But Memo 618 is still in play and will still come back. It's still a moving piece in our universe. We don't love giving away or throwing away good plot points. And it's a good plot point because it plays as a strong metaphor for the way the American justice system often works for the entitled.

If you can see what's going on with Trump's possible prosecution, it seems Memo 618 is in play there in some way.

Why did you choose Jay as the character who gets really sick with COVID at the start of the pandemic?

RK: The thought of a man with some physical strength being bedridden by the pandemic was a moving thought, so that was one thing. Also, Jay seems to be so upset about the way the government of the United States is going on racial issues. And then, with George Floyd, it felt appropriate that he would go somewhere in his mind. We've been moved by all these accounts of [COVID] long haulers having still some hallucinations. So we decide to use that combination.

Then Aurin Squire, one of our writers, and he mentioned this commercial from Soul Train that had Frederick Douglass.

MK: The Afro Sheen commercial.

RK: It just felt like an interesting way to not be pretentious about it that your inner mind would go to something like that.

The Good Fight has been tied up with the Trump presidency since its first episode, which was set just after his election. Have you given any thought of what the show looks like under a Biden presidency?

MK: Well, it was Christine Baranski that made the joke that in this season we lose [Adrian] Boseman and Lucca and Trump.

But we still had an insurrection to look at this season. So, it wasn't as though everything flipped over just to some idyllic world. Although if you saw the end credits that was our, "Oh look, it's Biden and now it's bunnies and kittens" joke.

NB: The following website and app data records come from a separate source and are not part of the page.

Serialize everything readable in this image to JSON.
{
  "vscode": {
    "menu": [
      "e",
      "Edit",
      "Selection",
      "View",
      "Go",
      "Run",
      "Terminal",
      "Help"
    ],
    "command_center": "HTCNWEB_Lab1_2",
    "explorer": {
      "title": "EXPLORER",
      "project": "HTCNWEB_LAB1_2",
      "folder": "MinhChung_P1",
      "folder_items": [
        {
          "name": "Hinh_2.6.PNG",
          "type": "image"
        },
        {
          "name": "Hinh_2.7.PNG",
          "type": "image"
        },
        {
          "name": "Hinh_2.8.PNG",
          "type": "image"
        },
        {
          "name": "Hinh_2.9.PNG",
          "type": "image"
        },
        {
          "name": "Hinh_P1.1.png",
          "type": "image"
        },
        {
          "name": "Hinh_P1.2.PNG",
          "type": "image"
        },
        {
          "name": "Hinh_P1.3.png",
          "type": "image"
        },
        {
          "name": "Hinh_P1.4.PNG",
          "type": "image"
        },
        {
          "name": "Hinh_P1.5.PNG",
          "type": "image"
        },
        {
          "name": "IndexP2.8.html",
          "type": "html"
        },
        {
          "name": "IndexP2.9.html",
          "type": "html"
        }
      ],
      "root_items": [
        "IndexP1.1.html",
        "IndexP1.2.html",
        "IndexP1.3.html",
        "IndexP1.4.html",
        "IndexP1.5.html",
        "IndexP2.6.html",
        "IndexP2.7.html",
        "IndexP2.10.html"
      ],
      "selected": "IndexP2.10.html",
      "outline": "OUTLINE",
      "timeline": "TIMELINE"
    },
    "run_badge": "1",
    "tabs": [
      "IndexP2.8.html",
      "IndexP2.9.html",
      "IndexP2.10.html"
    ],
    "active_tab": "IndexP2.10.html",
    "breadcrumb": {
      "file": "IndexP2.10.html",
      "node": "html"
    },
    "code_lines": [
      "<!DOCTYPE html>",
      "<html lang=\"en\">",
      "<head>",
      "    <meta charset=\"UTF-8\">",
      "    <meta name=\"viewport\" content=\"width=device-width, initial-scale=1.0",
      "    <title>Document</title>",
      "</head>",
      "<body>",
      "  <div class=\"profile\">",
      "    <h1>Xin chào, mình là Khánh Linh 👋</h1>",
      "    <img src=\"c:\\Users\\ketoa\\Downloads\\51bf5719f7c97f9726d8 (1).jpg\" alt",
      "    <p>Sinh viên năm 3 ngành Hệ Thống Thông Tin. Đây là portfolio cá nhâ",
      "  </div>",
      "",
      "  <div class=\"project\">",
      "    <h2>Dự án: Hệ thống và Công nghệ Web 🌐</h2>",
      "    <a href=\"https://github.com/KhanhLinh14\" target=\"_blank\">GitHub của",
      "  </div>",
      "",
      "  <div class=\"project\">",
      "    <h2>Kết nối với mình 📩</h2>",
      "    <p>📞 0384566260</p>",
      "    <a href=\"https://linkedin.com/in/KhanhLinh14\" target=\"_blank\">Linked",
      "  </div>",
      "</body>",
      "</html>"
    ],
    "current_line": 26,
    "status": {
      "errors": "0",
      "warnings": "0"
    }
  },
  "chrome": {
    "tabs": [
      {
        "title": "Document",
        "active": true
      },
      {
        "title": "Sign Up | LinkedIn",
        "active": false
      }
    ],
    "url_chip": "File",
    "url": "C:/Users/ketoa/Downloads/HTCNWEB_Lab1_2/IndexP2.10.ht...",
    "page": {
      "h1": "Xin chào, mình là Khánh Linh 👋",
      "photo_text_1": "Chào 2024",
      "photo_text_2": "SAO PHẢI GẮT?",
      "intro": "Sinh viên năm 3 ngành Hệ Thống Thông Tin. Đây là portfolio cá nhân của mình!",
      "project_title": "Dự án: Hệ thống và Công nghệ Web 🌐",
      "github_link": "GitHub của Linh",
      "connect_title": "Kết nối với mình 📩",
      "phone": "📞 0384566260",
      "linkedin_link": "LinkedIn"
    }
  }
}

RK: I think Michelle's right. After January 6, you can't get a moment of peace when it's moved from one man to a movement.

The Good Fight Season 5 airs on Thursdays on Paramount+.